[WHAT THE EXERCISE ASKS]
Report each line of the entries that includes "önce" by copying it.

[INFORMATION GIVEN]
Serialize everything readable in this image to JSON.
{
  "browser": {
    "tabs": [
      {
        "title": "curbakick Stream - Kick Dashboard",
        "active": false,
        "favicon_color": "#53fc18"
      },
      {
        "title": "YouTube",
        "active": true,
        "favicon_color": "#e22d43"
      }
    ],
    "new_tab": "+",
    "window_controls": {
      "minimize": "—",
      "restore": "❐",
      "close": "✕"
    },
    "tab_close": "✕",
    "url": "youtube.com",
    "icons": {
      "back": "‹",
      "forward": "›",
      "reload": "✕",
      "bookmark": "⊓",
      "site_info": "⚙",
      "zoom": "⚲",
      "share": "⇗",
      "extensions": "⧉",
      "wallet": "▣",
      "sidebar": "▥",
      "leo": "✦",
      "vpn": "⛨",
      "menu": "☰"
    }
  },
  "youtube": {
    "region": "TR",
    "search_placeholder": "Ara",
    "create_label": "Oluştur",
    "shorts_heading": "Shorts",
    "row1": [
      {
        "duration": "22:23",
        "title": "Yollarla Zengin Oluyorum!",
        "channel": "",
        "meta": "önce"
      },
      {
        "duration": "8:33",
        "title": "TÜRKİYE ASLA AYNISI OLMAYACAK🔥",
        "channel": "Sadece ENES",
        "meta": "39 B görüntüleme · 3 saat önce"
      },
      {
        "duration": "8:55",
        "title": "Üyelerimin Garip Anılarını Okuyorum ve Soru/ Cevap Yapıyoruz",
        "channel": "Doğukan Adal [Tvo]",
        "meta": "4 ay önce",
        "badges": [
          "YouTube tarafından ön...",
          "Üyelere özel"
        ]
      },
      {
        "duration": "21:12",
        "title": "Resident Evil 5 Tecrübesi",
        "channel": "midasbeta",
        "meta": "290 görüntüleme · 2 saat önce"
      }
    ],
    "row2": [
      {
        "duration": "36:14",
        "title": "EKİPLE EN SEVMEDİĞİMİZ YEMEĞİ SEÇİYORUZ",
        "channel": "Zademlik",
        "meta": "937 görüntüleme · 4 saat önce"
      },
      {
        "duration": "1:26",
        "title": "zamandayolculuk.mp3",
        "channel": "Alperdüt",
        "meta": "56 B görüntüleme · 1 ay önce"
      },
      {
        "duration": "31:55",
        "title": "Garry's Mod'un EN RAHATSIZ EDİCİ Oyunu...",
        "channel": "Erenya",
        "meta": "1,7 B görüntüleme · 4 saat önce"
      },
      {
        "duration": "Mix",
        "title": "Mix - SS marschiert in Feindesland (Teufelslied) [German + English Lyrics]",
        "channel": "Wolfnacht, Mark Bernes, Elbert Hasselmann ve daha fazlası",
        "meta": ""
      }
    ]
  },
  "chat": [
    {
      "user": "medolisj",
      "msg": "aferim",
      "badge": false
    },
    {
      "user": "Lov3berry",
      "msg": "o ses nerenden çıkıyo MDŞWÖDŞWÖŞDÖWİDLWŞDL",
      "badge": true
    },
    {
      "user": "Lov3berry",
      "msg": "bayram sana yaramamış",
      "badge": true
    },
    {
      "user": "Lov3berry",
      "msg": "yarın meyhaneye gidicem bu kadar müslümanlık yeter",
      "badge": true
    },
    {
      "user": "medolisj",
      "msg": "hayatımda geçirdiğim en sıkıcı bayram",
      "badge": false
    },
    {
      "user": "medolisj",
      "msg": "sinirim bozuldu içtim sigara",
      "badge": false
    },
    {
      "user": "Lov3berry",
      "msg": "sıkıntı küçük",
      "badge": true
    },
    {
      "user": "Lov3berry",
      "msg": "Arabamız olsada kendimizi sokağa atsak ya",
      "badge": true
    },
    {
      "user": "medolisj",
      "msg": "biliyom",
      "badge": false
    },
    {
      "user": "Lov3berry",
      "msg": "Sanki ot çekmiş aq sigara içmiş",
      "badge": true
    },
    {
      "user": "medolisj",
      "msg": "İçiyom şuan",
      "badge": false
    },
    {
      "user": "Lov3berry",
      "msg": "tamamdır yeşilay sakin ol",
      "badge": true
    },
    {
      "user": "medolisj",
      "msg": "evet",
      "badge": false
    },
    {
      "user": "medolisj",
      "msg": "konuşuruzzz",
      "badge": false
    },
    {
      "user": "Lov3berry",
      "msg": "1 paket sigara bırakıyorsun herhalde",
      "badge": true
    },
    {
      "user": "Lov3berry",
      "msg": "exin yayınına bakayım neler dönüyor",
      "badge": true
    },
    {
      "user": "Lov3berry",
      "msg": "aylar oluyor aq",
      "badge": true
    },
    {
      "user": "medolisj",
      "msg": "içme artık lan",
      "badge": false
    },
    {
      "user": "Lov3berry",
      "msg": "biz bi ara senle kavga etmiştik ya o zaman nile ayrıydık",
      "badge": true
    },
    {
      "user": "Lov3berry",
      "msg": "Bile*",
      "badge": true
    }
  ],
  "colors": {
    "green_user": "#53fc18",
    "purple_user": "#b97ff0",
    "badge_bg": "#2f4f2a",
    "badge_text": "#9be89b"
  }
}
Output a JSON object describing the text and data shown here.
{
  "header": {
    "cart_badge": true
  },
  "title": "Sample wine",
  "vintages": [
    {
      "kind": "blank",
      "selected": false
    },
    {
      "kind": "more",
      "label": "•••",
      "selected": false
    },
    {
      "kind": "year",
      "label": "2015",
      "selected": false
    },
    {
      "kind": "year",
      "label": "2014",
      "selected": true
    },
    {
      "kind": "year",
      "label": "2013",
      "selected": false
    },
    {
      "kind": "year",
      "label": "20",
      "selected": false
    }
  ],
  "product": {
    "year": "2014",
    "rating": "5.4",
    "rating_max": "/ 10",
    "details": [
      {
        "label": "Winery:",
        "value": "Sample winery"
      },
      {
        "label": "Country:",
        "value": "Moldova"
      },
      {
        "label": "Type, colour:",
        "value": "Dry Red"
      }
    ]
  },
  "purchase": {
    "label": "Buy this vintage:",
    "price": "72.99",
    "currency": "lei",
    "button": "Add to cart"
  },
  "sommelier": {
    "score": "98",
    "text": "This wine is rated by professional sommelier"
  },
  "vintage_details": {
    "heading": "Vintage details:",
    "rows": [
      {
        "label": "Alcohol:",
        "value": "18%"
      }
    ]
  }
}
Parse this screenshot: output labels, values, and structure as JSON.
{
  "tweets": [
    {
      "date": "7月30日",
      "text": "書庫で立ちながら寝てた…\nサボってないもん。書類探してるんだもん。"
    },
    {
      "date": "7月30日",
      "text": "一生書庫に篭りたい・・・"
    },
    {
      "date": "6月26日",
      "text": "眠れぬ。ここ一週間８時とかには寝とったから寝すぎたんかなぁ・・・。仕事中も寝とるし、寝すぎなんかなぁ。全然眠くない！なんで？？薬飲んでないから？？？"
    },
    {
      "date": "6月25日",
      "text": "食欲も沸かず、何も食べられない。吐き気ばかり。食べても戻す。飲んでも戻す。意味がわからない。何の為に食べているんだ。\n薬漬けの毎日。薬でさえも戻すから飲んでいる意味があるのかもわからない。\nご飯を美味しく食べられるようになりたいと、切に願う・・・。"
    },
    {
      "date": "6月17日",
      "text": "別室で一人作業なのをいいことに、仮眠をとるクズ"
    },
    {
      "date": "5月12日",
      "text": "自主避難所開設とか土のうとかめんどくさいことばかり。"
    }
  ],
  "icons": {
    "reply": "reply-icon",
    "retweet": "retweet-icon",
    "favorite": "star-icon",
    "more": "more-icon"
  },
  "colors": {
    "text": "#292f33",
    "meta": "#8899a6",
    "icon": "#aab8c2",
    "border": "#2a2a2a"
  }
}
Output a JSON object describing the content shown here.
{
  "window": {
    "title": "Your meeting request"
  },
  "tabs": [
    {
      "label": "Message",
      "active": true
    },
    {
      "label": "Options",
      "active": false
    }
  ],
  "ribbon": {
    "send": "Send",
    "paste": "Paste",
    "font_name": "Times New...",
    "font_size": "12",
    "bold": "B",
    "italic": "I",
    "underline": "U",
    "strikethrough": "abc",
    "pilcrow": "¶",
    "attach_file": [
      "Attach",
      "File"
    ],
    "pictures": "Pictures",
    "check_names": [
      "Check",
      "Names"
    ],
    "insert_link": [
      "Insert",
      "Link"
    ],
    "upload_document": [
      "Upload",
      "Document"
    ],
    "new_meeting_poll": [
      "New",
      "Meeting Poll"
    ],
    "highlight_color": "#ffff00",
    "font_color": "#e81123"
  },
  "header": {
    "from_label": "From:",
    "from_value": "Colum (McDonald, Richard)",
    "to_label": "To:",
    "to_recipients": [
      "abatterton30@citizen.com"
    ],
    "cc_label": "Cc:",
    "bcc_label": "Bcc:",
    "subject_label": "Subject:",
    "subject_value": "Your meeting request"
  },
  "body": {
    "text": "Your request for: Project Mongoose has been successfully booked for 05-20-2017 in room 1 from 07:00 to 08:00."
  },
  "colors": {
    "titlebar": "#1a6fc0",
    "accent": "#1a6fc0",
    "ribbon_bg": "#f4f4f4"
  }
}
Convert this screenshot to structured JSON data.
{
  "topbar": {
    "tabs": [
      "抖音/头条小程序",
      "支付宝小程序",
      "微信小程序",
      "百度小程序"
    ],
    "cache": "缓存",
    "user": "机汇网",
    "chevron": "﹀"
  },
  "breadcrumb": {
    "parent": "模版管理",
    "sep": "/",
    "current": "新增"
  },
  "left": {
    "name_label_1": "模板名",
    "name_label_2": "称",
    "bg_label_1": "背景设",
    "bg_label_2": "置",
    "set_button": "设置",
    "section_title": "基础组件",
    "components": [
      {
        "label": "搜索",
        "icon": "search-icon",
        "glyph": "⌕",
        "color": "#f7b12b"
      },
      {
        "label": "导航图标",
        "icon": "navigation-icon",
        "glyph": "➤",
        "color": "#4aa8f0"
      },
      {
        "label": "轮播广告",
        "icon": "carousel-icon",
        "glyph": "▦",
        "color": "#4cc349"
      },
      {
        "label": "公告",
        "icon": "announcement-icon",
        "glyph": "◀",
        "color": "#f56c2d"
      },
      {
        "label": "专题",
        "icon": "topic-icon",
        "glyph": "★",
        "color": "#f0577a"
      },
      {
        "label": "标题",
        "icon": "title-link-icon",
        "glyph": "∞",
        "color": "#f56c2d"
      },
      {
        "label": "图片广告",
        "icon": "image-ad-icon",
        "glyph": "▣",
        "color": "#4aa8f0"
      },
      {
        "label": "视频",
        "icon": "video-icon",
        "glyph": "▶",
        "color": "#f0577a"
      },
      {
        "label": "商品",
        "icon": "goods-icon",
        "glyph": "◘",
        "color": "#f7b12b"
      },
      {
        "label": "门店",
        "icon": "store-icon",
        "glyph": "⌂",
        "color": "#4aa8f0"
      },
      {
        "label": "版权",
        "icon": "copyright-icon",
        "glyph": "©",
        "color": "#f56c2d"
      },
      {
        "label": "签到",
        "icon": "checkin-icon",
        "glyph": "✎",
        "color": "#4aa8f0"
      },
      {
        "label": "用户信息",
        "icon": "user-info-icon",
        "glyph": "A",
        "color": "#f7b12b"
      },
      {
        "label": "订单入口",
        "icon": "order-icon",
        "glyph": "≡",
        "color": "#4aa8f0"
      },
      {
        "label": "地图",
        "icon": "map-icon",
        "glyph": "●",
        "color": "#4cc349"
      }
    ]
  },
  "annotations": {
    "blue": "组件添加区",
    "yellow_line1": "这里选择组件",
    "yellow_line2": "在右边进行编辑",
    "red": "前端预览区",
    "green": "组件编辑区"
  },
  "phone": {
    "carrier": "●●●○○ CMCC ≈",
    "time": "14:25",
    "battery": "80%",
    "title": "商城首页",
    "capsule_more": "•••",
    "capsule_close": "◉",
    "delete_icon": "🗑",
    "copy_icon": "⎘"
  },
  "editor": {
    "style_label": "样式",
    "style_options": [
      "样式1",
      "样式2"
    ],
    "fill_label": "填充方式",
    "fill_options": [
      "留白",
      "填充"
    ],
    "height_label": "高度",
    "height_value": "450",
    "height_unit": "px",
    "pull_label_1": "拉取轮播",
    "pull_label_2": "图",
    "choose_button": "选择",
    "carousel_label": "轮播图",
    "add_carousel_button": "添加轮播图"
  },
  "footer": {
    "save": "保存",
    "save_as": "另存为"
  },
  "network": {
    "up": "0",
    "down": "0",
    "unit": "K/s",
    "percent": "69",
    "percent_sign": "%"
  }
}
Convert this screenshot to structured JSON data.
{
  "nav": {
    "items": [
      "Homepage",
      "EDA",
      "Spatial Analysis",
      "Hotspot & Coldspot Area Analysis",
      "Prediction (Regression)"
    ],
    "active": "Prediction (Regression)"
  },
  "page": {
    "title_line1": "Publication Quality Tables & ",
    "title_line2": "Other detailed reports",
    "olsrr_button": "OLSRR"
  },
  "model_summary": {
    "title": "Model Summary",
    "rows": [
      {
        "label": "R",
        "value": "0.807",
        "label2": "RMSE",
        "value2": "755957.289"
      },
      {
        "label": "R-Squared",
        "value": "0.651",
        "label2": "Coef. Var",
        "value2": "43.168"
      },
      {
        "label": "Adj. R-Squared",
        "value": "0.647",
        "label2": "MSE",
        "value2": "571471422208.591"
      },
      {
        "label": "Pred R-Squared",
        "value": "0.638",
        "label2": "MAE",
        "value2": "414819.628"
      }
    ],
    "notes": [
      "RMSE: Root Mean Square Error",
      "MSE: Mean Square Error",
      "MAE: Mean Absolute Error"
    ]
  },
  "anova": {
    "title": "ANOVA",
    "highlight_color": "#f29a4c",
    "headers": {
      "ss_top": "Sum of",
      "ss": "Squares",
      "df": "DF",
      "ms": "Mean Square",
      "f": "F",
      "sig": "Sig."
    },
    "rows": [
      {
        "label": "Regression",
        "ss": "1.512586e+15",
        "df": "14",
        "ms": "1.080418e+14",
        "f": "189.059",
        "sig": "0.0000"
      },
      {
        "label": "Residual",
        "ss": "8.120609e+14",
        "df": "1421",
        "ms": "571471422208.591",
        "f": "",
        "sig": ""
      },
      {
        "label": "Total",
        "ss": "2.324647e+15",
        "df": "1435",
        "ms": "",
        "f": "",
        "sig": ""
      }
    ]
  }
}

[SOLUTION TO THIS EXERCISE]
        "meta": "önce"
        "meta": "39 B görüntüleme · 3 saat önce"
        "meta": "4 ay önce",
        "meta": "290 görüntüleme · 2 saat önce"
        "meta": "937 görüntüleme · 4 saat önce"
        "meta": "56 B görüntüleme · 1 ay önce"
        "meta": "1,7 B görüntüleme · 4 saat önce"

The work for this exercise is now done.